_THE DATA:_

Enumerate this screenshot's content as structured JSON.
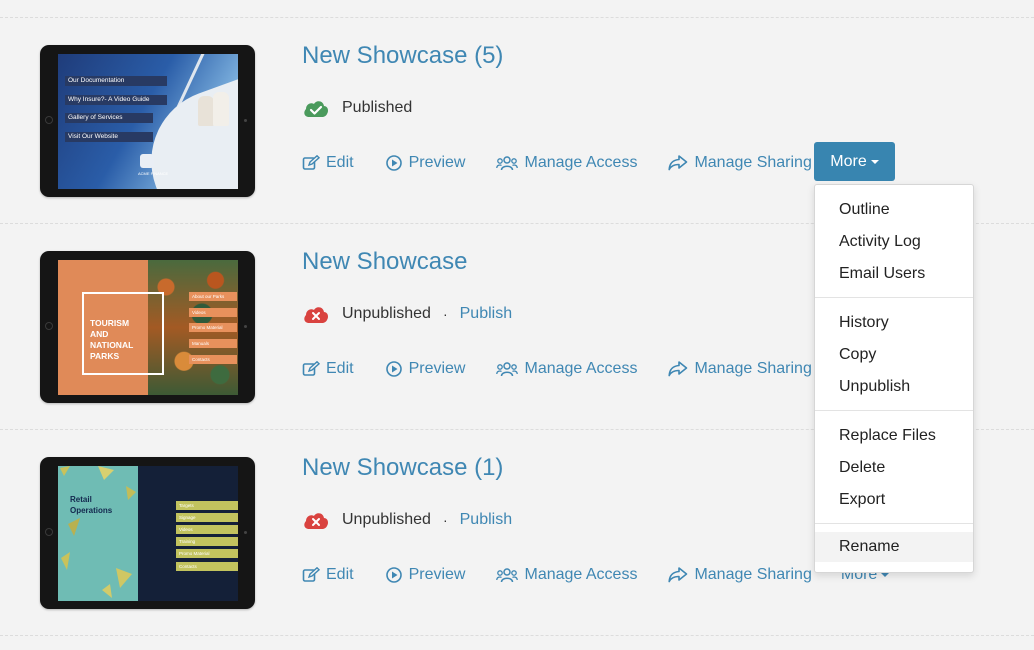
{
  "showcases": [
    {
      "title": "New Showcase (5)",
      "status": "Published",
      "status_color": "#4a9a5c",
      "publish_label": "",
      "thumbnail": {
        "menu": [
          "Our Documentation",
          "Why Insure?- A Video Guide",
          "Gallery of Services",
          "Visit Our Website"
        ],
        "logo_text": "ACME FINANCE"
      }
    },
    {
      "title": "New Showcase",
      "status": "Unpublished",
      "status_color": "#d9423f",
      "dot": "·",
      "publish_label": "Publish",
      "thumbnail": {
        "title_lines": [
          "TOURISM",
          "AND",
          "NATIONAL",
          "PARKS"
        ],
        "menu": [
          "About our Parks",
          "Videos",
          "Promo Material",
          "Manuals",
          "Contacts"
        ]
      }
    },
    {
      "title": "New Showcase (1)",
      "status": "Unpublished",
      "status_color": "#d9423f",
      "dot": "·",
      "publish_label": "Publish",
      "thumbnail": {
        "title_lines": [
          "Retail",
          "Operations"
        ],
        "menu": [
          "Targets",
          "Signage",
          "Videos",
          "Training",
          "Promo Material",
          "Contacts"
        ]
      }
    }
  ],
  "actions": {
    "edit": "Edit",
    "preview": "Preview",
    "manage_access": "Manage Access",
    "manage_sharing": "Manage Sharing",
    "more": "More"
  },
  "dropdown": {
    "groups": [
      [
        "Outline",
        "Activity Log",
        "Email Users"
      ],
      [
        "History",
        "Copy",
        "Unpublish"
      ],
      [
        "Replace Files",
        "Delete",
        "Export"
      ],
      [
        "Rename"
      ]
    ]
  },
  "colors": {
    "link": "#3f87b3",
    "accent_button": "#3885b0",
    "background": "#f3f3f3"
  }
}
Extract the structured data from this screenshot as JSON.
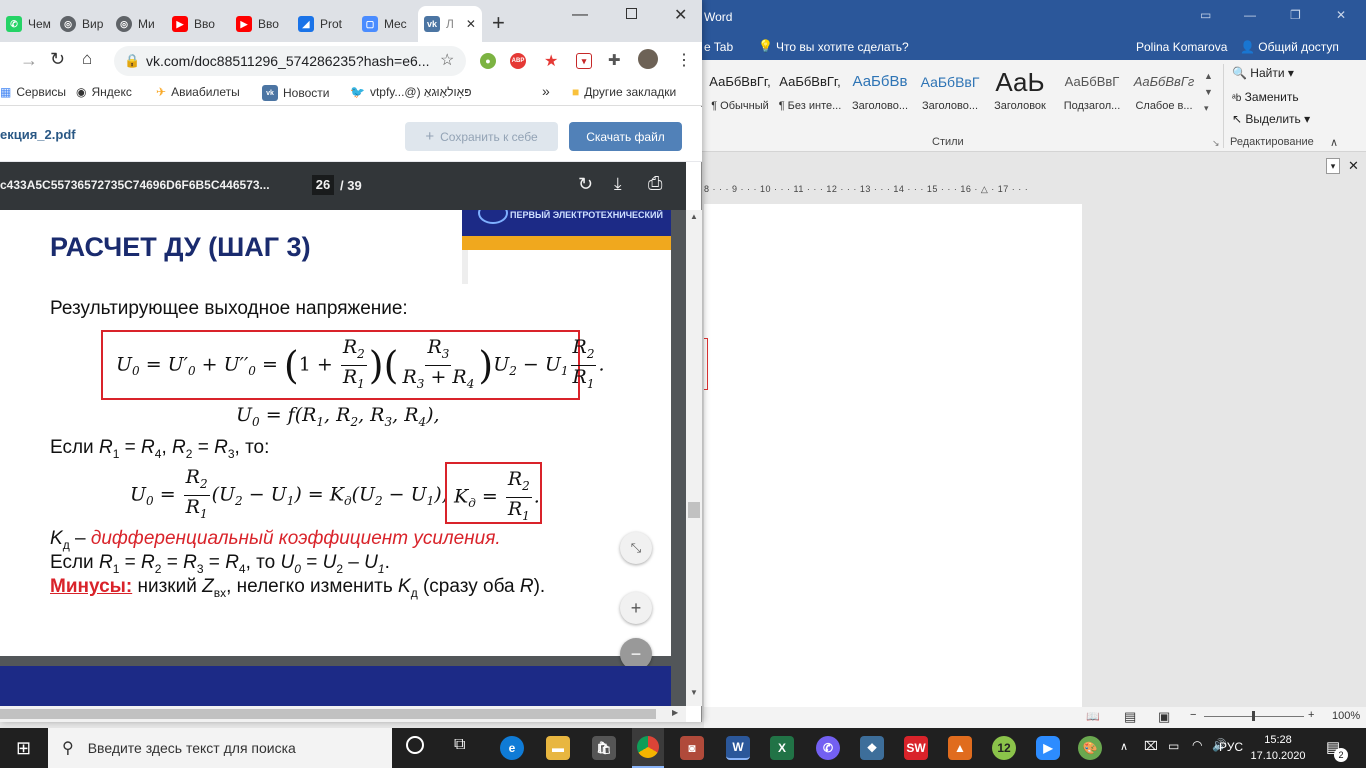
{
  "word": {
    "title": "Word",
    "tabs_fragment": "e Tab",
    "tell_me": "Что вы хотите сделать?",
    "user": "Polina Komarova",
    "share": "Общий доступ",
    "styles": [
      {
        "sample": "АаБбВвГг,",
        "label": "¶ Обычный"
      },
      {
        "sample": "АаБбВвГг,",
        "label": "¶ Без инте..."
      },
      {
        "sample": "АаБбВв",
        "label": "Заголово..."
      },
      {
        "sample": "АаБбВвГ",
        "label": "Заголово..."
      },
      {
        "sample": "АаЬ",
        "label": "Заголовок"
      },
      {
        "sample": "АаБбВвГ",
        "label": "Подзагол..."
      },
      {
        "sample": "АаБбВвГг",
        "label": "Слабое в..."
      }
    ],
    "styles_group": "Стили",
    "editing": {
      "find": "Найти",
      "replace": "Заменить",
      "select": "Выделить",
      "group": "Редактирование"
    },
    "ruler": "8 · · · 9 · · · 10 · · · 11 · · · 12 · · · 13 · · · 14 · · · 15 · · · 16 · △ · 17 · · ·",
    "zoom": "100%"
  },
  "chrome": {
    "tabs": [
      {
        "label": "Чем",
        "icon": "whatsapp-icon",
        "color": "#25d366"
      },
      {
        "label": "Вир",
        "icon": "globe-icon",
        "color": "#5f6368"
      },
      {
        "label": "Ми",
        "icon": "globe-icon",
        "color": "#5f6368"
      },
      {
        "label": "Вво",
        "icon": "youtube-icon",
        "color": "#ff0000"
      },
      {
        "label": "Вво",
        "icon": "youtube-icon",
        "color": "#ff0000"
      },
      {
        "label": "Prot",
        "icon": "protonvpn-icon",
        "color": "#1a73e8"
      },
      {
        "label": "Mec",
        "icon": "messenger-icon",
        "color": "#4a8cff"
      },
      {
        "label": "Л",
        "icon": "vk-icon",
        "color": "#4c75a3"
      }
    ],
    "new_tab": "+",
    "url": "vk.com/doc88511296_574286235?hash=e6...",
    "bookmarks": [
      {
        "label": "Сервисы",
        "icon": "apps-icon"
      },
      {
        "label": "Яндекс",
        "icon": "globe-icon"
      },
      {
        "label": "Авиабилеты",
        "icon": "plane-icon"
      },
      {
        "label": "Новости",
        "icon": "vk-icon"
      },
      {
        "label": "vtpfy...@) פּאָולאָוּגאַ",
        "icon": "twitter-icon"
      }
    ],
    "bookmarks_more": "»",
    "other_bookmarks": "Другие закладки"
  },
  "vk": {
    "filename": "екция_2.pdf",
    "save_button": "Сохранить к себе",
    "download_button": "Скачать файл"
  },
  "pdf": {
    "doc_title": "с433A5C55736572735C74696D6F6B5C446573...",
    "page_current": "26",
    "page_total": "/ 39"
  },
  "slide": {
    "logo_text": "ПЕРВЫЙ ЭЛЕКТРОТЕХНИЧЕСКИЙ",
    "heading": "РАСЧЕТ ДУ (ШАГ 3)",
    "intro": "Результирующее выходное напряжение:",
    "if_text_1": "Если",
    "if_text_2": ", то:",
    "kd_desc": "дифференциальный  коэффициент усиления",
    "if2_text": "Если",
    "minus_label": "Минусы:",
    "minus_text_1": "низкий",
    "minus_text_2": ", нелегко изменить",
    "minus_text_3": "(сразу оба"
  },
  "taskbar": {
    "search_placeholder": "Введите здесь текст для поиска",
    "lang": "РУС",
    "time": "15:28",
    "date": "17.10.2020",
    "notifications": "2"
  }
}
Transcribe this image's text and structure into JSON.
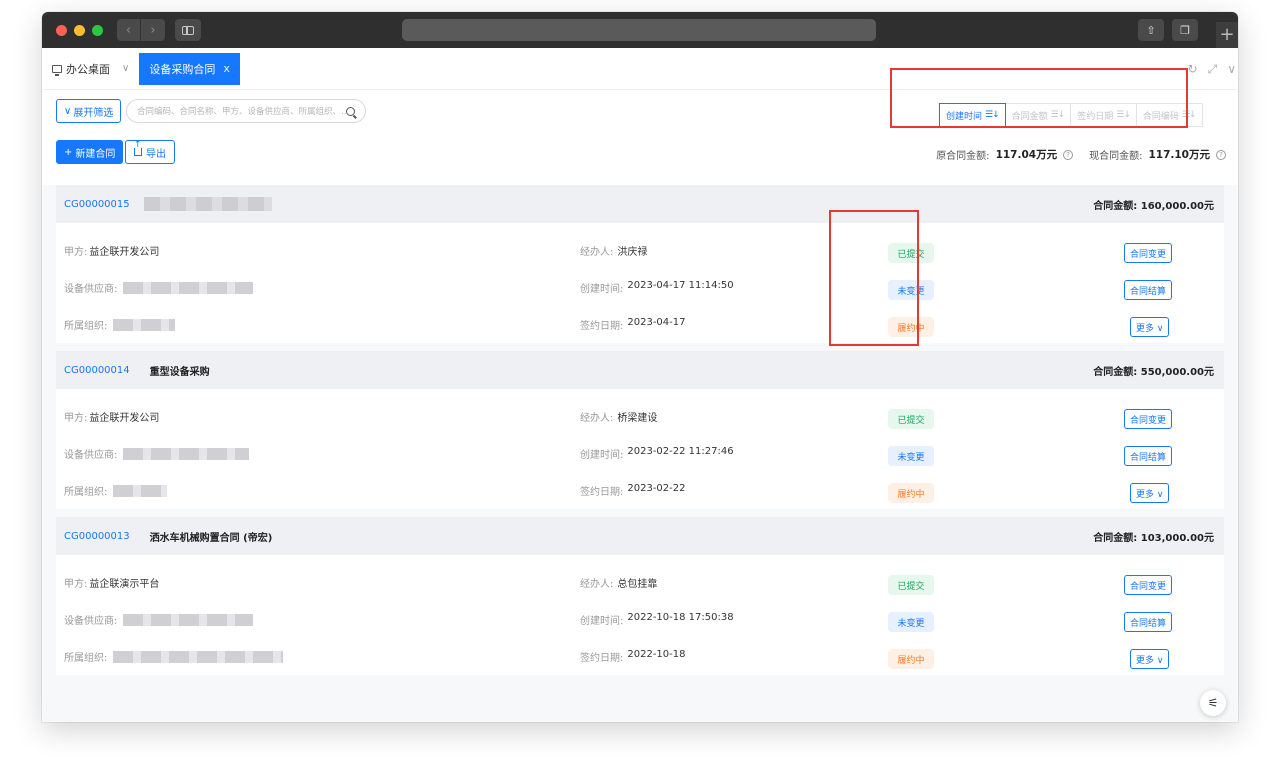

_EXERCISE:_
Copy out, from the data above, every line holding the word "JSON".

_TASK OUTPUT:_
Enumerate this screenshot's content as structured JSON.
Extract the structured data from this screenshot as JSON.
Transcribe this image's text and structure into JSON.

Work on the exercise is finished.